By Michael Warren
Fox News reports that the Council on American-Islamic Relations has asked a chapter in California to stop using a provocative propaganda poster:
The poster, which appeared on the website of CAIR's California chapter, features a sinister-looking FBI agent with the headlines "Build a Wall of Resistance" and "Don't Talk to the FBI." The poster was designed in the late 1970s or early 1980s and has been reproduced by various groups and activists since then in response to alleged harassment by the FBI and to protest grand jury subpoenas.
"I think it's subject to misinterpretation," spokesman Ibrahim Hooper told Fox News Radio when speaking about the poster. "We decided out of extreme caution to take it down."
The poster was promoting a conference called "FBI Raids and Grand Jury Subpoenas: Know Your Rights and Defend Our Communities." The keynote speaker is Hatem Abudayyeh, identified by CAIR as an activist and Palestinian community leader whose home was allegedly raided by federal agents in September.
The conference is scheduled for Feb. 9 at the East Side Cultural Center in Oakland.
Hooper conceded the poster "crosses the line," but refused to renounce the artwork and blamed critics for fomenting what he called a manufactured controversy.

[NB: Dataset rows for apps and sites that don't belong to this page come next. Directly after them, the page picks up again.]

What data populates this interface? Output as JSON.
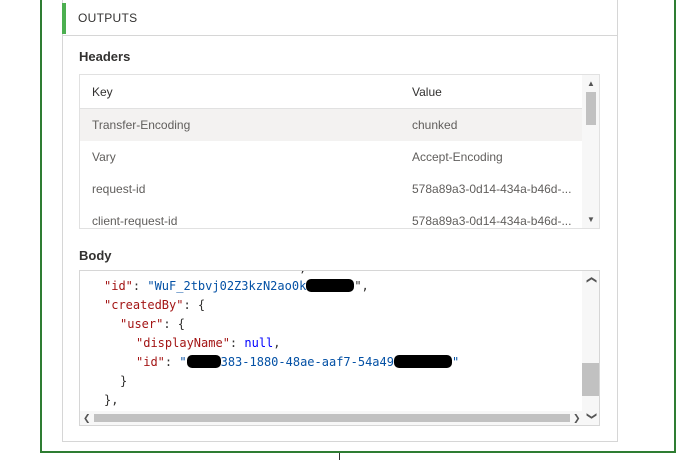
{
  "outputs": {
    "title": "OUTPUTS"
  },
  "headers": {
    "label": "Headers",
    "columns": {
      "key": "Key",
      "value": "Value"
    },
    "rows": [
      {
        "key": "Transfer-Encoding",
        "value": "chunked"
      },
      {
        "key": "Vary",
        "value": "Accept-Encoding"
      },
      {
        "key": "request-id",
        "value": "578a89a3-0d14-434a-b46d-..."
      },
      {
        "key": "client-request-id",
        "value": "578a89a3-0d14-434a-b46d-..."
      }
    ]
  },
  "body": {
    "label": "Body",
    "lines": {
      "l1_key": "\"id\"",
      "l1_val": "\"WuF_2tbvj02Z3kzN2ao0k",
      "l1_end": "\",",
      "l2_key": "\"createdBy\"",
      "l2_rest": ": {",
      "l3_key": "\"user\"",
      "l3_rest": ": {",
      "l4_key": "\"displayName\"",
      "l4_colon": ": ",
      "l4_val": "null",
      "l4_end": ",",
      "l5_key": "\"id\"",
      "l5_colon": ": ",
      "l5_val_a": "\"",
      "l5_val_b": "383-1880-48ae-aaf7-54a49",
      "l5_val_c": "\"",
      "l6": "}",
      "l7": "},"
    }
  },
  "icons": {
    "scroll_up": "▲",
    "scroll_down": "▼",
    "scroll_left": "❮",
    "scroll_right": "❯",
    "chevron_up": "❮",
    "chevron_down": "❯"
  }
}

New York Republican Pete King told THE WEEKLY STANDARD this afternoon that the poster is "disgraceful" and that CAIR's response to it doesn't go far enough. CAIR should have condemned the poster, King said, as he dismissed CAIR spokesman Ibrahim Hooper's explanation that the poster is "subject to misinterpretation" and that it was taken down out of "extreme caution. "To me, it's clearly wrong, and they should say so," King said. "They should have been full speed ahead on this."
The New York Times reported earlier this week that King, as the new chairman of the House Homeland Security Committee, will be investigating the radicalization of certain American Muslim organizations and concerns from law enforcement officials that leaders of such groups are sometimes uncooperative. "[This poster] goes right to the essence of the matter," King told TWS.